The 6-foot-8 basketball player who earned hometown hero status in Santa Fe by visiting elementary schools to dunk basketballs and sign autographs died early Saturday morning of a gunshot wound.
Chris McKnight, a 20-year-old who first met White in middle school, said around 70 high school and college students were at a party at a house under construction in the Tesuque/Chupadero area when a fight broke out.
As he was leaving, White exchanged shoves with another student, who then pulled out a handgun and fired one shot that hit White below his right shoulder and did not exit his back, McKnight said.
"I asked him where he was hit, and he pointed to his shoulder. I felt it with my hand and started screaming for a clean towel to put over the bullet hole," said McKnight, who will start classes later this month to become an emergency medical technician at Santa Fe Community College. "I put the towel on the bullet hole and pressed. He didn't lose no blood."
After the shooting, four friends loaded White into a car and drove him to a highway exit in Tesuque, where they met paramedics around 4 a.m., McKnight said.
White was still alive and talking.
"He said, 'Put me in the car. Put me in the car and take me to the hospital or else I'm going to die, bro,' " McKnight said. "When I last saw him, he told me he loved me. He said, 'I love you,' as he went into the ambulance."
McKnight said he and four or five others followed White to Christus St. Vincent Regional Medical Center, but he did not find out White had died until he was being interviewed by investigators later that morning.
Authorities arrested 16-year-old Estevan Montoya, who students say attended Capital High School, and charged him with first-degree murder in connection with White's death. A spokesman for the Santa Fe County Sheriff's Office said a criminal complaint with more details about the shooting and arrest will be available Monday.
McKnight and others who were at the party said they weren't sure if White and Montoya had a prior relationship.
"I know Estevan. I didn't know he would shoot someone," said Seth Arroyos, a recent Capital High graduate who said he was at the party but left before the shooting. "I saw them say 'what's up' to each other at the party, but I'm not sure if [White and Montoya] had a relationship."
A few hundred people took part in a vigil for White on Sunday night on the Plaza.

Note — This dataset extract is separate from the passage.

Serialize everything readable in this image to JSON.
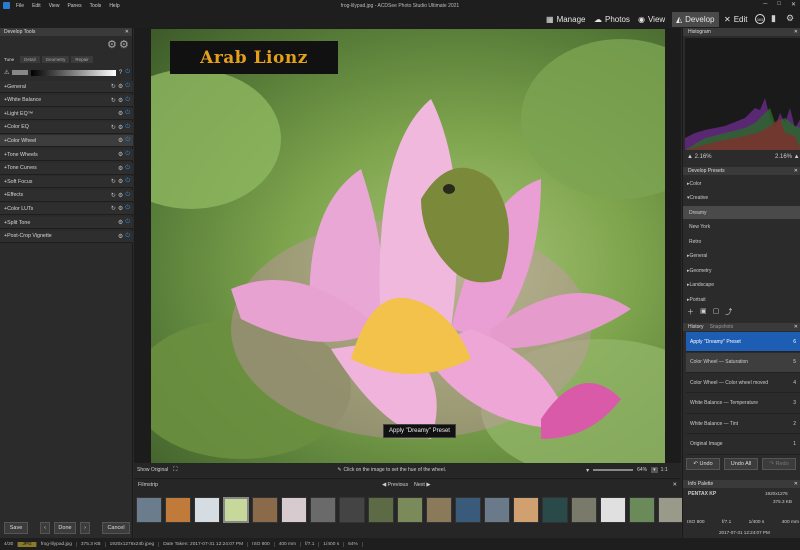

White graduated early from Santa Fe High over the summer with plans to play basketball at the University of New Mexico this fall. A top 100 recruit nationally, White spurned more successful programs to become a Lobo.
Now the most-prized basketball recruit to come out of the City Different in recent memory is the third teenager in Santa Fe to be killed this summer.
On July 15, 17-year-old Ivan Armando Perez Chumacero, a rising senior at Capital High School, was shot and killed during a fight outside a south-side apartment complex. On June 5, Aiko Perez, a recent graduate of the Academy at Larragoite in Santa Fe, was fatally stabbed by a friend who told police he was under the influence of LSD.
"In the span of a few months, three of my friends have gotten murdered. This is too much," said T.J. Sanchez, a recent Capital High graduate who joined White on the Class 5A All-State team following this past season. "What set JB apart was his competitiveness. We met in second grade, and it felt like we were in the gym playing everyday."
Dax Roybal, who directs youth basketball programs at the Genoveva Chavez Community Center, said he is worried there is a connection between the increase in violence and loss of extracurricular opportunities during the pandemic.
"I've never heard of this happening to three kids so quickly like this," said Roybal, whose father Lenny Roybal used to coach basketball at Santa Fe High. "I'm not going to blame it on COVID, but we usually have 500 kids in our summer basketball league. Maybe if we had some of these kids in the gym every day like we always did, we could have saved at least one of them."
On Sunday night, teenagers shocked by violence lit candles for a makeshift memorial. One mourner added a basketball to the tribute. Others asked for a stop to it all.
"I would spend every day with JB at the Chavez Center practicing our game. I know Ivan, too. I knew Aiko. They're all gone now," said Arroyos. "It's time to put the guns down. No way a 16-year-old should ever have a gun."